You are here:Home›Blog›Blog›When a rehab moves into the neigborhood
When a rehab moves into the neigborhood
Rehab is a necessary reality.
Here is a letter we recently posted to social media regarding the kerfuffle surrounding our move into a new community in Eldersburg MD. There was a lot of misunderstanding about who we are and what rehab is and the move spawned some initial backlash due to rumours and misinformation. The following correspondence was met with an overwhelmingly positive response…
There’s an old saying that “A lie will make it halfway around the world before the truth even gets its boots on.” The sad thing is that social media makes this reality worse than it’s ever been. Misinformation is more pervasive than ever, and those who spread it, however intentioned, have the ultimate resource with social media.
I’m seeing some kerfuffle by a handful of people over Right Turn-IMPACT’s move to Eldersburg. It’s a rehab — a recovery center that provides treatment for people in recovery from substance abuse, and the overwhelming majority of our clients come here as a result of DUI.
I’m the Communications Director here.
It’s not really news that those facing alcoholism and addiction — people in rehab — are stigmatized as “losers” and a scourge to society. They are beat down mercilessly. They are judged and disparaged. It’s really difficult to see how they are treated and it makes their recovery all the more difficult.
Yet, 2/3s (two-thirds) of all American families are touched by alcoholism/addiction in some form or another. It’s very likely that even your family has been adversely affected. Maybe even you personally have. It’s not outside the realm of possibility.
I’m grateful that there are rehabs in our broken world that provide a solution so that these precious people and their families can be healed from these very difficult scars and restored to their place as assets to society.
I also understand why people have fears about treatment facilities in proximity.

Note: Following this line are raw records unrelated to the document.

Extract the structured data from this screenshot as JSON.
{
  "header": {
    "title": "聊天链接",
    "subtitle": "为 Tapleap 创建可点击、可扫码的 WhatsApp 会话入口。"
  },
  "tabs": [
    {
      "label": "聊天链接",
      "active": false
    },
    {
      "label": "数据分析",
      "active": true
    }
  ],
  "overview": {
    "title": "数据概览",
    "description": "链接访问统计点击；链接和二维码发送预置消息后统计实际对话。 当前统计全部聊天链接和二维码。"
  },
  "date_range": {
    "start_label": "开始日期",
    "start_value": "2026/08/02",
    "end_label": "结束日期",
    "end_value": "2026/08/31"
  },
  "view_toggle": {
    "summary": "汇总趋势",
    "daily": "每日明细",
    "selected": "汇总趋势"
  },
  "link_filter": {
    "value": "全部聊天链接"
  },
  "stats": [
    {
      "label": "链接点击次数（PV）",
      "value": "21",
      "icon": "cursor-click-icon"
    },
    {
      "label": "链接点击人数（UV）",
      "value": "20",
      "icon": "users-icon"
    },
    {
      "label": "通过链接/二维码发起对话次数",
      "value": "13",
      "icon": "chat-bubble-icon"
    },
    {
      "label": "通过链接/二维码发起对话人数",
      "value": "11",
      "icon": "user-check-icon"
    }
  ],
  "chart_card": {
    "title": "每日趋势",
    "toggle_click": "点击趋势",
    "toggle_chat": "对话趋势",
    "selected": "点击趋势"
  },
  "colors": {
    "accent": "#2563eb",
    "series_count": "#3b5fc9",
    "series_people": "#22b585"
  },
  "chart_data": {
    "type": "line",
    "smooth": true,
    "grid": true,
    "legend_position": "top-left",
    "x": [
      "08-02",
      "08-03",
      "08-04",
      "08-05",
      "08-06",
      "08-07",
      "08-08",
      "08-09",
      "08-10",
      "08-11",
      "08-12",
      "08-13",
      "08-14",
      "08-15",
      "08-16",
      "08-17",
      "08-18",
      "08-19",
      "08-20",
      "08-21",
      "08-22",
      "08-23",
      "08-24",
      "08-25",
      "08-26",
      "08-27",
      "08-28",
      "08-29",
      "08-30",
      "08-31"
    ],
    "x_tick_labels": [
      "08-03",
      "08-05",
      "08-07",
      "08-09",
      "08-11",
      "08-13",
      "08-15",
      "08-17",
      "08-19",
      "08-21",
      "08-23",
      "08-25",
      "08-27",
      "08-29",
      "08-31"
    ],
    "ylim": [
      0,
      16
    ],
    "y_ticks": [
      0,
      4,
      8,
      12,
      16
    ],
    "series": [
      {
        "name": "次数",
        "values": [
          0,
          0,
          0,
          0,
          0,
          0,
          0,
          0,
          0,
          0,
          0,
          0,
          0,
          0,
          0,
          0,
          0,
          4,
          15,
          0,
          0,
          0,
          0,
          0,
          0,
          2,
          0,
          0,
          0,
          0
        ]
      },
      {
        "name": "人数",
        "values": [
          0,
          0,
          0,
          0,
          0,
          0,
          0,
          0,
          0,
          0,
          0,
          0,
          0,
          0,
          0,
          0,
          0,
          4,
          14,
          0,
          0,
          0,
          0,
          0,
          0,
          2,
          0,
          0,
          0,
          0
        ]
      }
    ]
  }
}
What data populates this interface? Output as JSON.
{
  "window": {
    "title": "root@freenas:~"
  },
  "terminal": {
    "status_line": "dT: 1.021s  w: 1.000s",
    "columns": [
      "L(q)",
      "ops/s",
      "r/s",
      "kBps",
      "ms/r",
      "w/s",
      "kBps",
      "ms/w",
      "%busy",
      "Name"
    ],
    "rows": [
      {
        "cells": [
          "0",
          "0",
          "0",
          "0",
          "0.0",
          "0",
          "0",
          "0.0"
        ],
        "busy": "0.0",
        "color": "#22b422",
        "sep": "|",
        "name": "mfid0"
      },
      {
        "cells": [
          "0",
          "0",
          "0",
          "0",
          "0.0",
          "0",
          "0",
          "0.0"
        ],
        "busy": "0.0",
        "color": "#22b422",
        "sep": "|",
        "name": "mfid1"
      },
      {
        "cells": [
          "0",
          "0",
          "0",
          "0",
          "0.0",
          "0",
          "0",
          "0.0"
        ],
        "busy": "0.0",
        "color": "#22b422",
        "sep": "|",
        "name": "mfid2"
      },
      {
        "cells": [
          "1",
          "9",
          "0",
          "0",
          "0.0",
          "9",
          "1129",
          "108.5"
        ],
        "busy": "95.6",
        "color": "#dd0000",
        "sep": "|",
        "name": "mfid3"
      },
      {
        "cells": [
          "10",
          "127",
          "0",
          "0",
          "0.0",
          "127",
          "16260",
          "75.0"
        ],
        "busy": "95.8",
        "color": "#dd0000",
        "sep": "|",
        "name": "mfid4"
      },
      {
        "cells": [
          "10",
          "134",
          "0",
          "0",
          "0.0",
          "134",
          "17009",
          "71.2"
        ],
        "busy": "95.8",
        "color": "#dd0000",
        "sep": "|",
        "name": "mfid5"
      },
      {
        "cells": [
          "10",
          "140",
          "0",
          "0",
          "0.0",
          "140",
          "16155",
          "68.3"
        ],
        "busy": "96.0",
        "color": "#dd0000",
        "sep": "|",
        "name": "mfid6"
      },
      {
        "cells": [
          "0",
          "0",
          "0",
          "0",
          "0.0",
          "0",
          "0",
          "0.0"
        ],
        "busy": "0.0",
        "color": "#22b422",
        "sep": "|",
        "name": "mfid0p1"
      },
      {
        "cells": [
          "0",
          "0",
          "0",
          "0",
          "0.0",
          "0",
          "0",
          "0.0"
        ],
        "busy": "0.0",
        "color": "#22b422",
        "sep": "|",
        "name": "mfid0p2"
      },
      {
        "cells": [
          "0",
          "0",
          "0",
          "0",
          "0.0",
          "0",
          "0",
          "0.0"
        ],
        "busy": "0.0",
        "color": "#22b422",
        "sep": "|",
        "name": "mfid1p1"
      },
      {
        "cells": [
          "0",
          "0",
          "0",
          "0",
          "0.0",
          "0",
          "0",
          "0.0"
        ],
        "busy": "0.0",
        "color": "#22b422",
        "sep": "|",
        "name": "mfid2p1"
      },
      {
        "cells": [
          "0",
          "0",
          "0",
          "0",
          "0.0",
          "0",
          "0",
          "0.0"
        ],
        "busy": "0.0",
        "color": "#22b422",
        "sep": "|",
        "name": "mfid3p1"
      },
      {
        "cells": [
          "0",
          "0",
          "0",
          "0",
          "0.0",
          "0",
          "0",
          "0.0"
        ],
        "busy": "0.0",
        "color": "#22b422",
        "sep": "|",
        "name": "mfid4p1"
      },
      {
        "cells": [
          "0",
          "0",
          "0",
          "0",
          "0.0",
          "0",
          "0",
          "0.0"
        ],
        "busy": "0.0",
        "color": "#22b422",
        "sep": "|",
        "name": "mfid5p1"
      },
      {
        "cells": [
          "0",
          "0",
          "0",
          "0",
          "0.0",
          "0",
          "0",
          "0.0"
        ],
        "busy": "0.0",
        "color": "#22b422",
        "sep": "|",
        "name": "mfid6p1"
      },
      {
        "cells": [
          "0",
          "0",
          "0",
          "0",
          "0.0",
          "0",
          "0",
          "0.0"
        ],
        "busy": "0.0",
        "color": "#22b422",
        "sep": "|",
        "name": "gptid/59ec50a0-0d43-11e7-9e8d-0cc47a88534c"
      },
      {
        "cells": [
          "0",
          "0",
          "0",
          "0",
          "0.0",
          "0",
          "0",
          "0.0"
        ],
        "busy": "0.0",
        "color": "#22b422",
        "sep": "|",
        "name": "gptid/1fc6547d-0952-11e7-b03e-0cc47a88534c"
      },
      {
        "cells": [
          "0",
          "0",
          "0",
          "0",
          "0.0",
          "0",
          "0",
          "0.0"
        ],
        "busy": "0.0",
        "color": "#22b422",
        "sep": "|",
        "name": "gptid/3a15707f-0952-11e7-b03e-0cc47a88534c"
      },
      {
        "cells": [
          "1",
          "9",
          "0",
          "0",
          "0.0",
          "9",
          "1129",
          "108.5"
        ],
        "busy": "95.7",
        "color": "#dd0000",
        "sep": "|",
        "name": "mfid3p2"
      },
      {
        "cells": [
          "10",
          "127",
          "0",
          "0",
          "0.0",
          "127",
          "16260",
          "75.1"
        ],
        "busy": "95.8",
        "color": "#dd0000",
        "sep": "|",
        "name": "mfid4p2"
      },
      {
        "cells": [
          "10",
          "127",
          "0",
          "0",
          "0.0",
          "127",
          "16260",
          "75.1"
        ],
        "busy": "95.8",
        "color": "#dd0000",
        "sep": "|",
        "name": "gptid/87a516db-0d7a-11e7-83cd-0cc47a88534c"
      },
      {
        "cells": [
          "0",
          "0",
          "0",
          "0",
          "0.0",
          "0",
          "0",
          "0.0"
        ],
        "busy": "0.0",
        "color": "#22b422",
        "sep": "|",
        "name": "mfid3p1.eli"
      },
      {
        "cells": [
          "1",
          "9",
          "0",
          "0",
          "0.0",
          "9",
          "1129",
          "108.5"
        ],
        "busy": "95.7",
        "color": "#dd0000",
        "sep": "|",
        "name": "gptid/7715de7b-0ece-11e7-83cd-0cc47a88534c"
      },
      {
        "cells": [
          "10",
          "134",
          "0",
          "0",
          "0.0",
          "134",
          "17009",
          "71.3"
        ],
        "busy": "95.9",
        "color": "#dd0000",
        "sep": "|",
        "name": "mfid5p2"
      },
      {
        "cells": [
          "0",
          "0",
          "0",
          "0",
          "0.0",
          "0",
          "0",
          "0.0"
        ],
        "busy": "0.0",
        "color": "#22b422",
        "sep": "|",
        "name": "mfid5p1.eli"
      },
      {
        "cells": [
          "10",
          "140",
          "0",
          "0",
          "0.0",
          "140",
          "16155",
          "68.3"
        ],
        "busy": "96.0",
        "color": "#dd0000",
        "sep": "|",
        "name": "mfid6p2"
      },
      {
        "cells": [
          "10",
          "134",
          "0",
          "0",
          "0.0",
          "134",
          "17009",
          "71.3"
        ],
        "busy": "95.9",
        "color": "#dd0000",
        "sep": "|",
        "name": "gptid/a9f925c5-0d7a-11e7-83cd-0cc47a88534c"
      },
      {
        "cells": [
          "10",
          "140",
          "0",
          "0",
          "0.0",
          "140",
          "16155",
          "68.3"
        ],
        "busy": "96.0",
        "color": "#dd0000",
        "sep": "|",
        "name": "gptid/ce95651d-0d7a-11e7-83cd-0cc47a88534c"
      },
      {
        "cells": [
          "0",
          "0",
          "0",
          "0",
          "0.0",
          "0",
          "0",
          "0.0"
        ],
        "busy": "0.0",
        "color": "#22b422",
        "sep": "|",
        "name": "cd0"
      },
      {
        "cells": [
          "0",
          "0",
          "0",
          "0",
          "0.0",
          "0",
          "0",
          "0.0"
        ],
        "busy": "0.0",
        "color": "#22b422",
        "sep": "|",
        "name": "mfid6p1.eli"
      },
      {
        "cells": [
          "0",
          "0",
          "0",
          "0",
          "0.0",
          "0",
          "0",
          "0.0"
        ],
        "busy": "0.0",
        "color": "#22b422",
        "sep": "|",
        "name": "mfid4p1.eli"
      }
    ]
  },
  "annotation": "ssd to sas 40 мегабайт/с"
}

And I also know that these fears are often unfounded.
Gov. Hogan has been to the Right Turn-IMPACT facilities and even invited my close friend Danny Brannon to speak at the Governor’s press conference about these issues. Perhaps you saw it on the news — the great cause of recovery getting great press from all the local news outlets.
Because we are highly respected in this field, we also recently taught area judges about treatment protocols at the Judicial Institute in Annapolis — we were invited to present to over 50 judges about efficacious treatment strategies. Our program has garnered statewide honor. And it’s appropriate that it has.
Right Turn-IMPACT is, in-fact, state-certified (yes, regulated), beloved by the courts, and by many in local government and even at the state level.
We comply with all laws.
The clients here (mostly due to DUI) consist of otherwise brilliant contributors to society. They come from all segments of the social strata — from lawyers and medical doctors to school teachers, plumbers, small business owners, administrative assistants, and construction workers. Alcoholism and/or addiction can be anyone’s problem.
No human is above addiction’s reach, no matter how successful, rich, educated, or “moral” people may think they are. Like it or not, rehab is a necessary reality.
People who have problems with substance abuse have the right to live anywhere in this country and Sykesville is no exception. The discrimination laws that protect them are in place for good reason.
So it’s okay to say all you want in this forum. I applaud the exercise of your First Amendment rights. I also am grateful for the right we have to exist peacefully here and there is no doubt in my mind that we are doing amazing things at Right Turn-IMPACT.
We will continue to do great work here and we have no fears about being forced out or pushed around.
It’s worth being misunderstood — even hated — because doing truly great things almost always involves push back.
In time you will see that we are great neighbors! The door is always open, feel free to visit anytime.
Where did our best thinking get us? We concocted new ways to keep things going and the shame hidden. But at some point, the scorn of the ones who loved us most rang true. We had that moment when we quietly admitted to ourselves: “I’m stuck. And I can’t break free.”
So we tried everything that our best thinking offered — to fix ourselves. We tried quitting. We tried control. We tried tapering. Some of us even tried moving. But there we were, everywhere we went. Geography didn’t cure. Control didn’t work. Tapering? What a joke. We had to come to the end of ourselves to get to the beginning of recovery.
“I’m always ready to learn,” quipped Churchill, “I just don’t like being taught.” Addiction’s schools are different than ours. We wanted Princeton; addiction gave us prison. We prefer Yale. Addiction chooses jail. Just as addiction’s power — greater than ours — kept us in prison (“We admitted we were powerless…”) it would take a Power greater than ourselves to set us free. That’s what the second of twelve steps is all about:
“We came to believe that a Power greater than ourselves could restore us to sanity.” –Step 2: The Twelve Steps
After his second DUI, Michael Phelps — the most decorated athlete in history — found himself in rehab. No one but Michael can say what the full extent of his relationship with addiction is, but we do know this: Every swimmer in the world wants to beat Phelps. He’s the one to beat. But there’s something even stronger than Phelps. Addiction swims longer, and eventually faster, every time.
So what is a Power greater than ourselves and what does it involve? Is it treatment? Is it rehab? Is it therapy? Is it religion? What is it? Stay tuned to this blog to learn all about it — more will be revealed.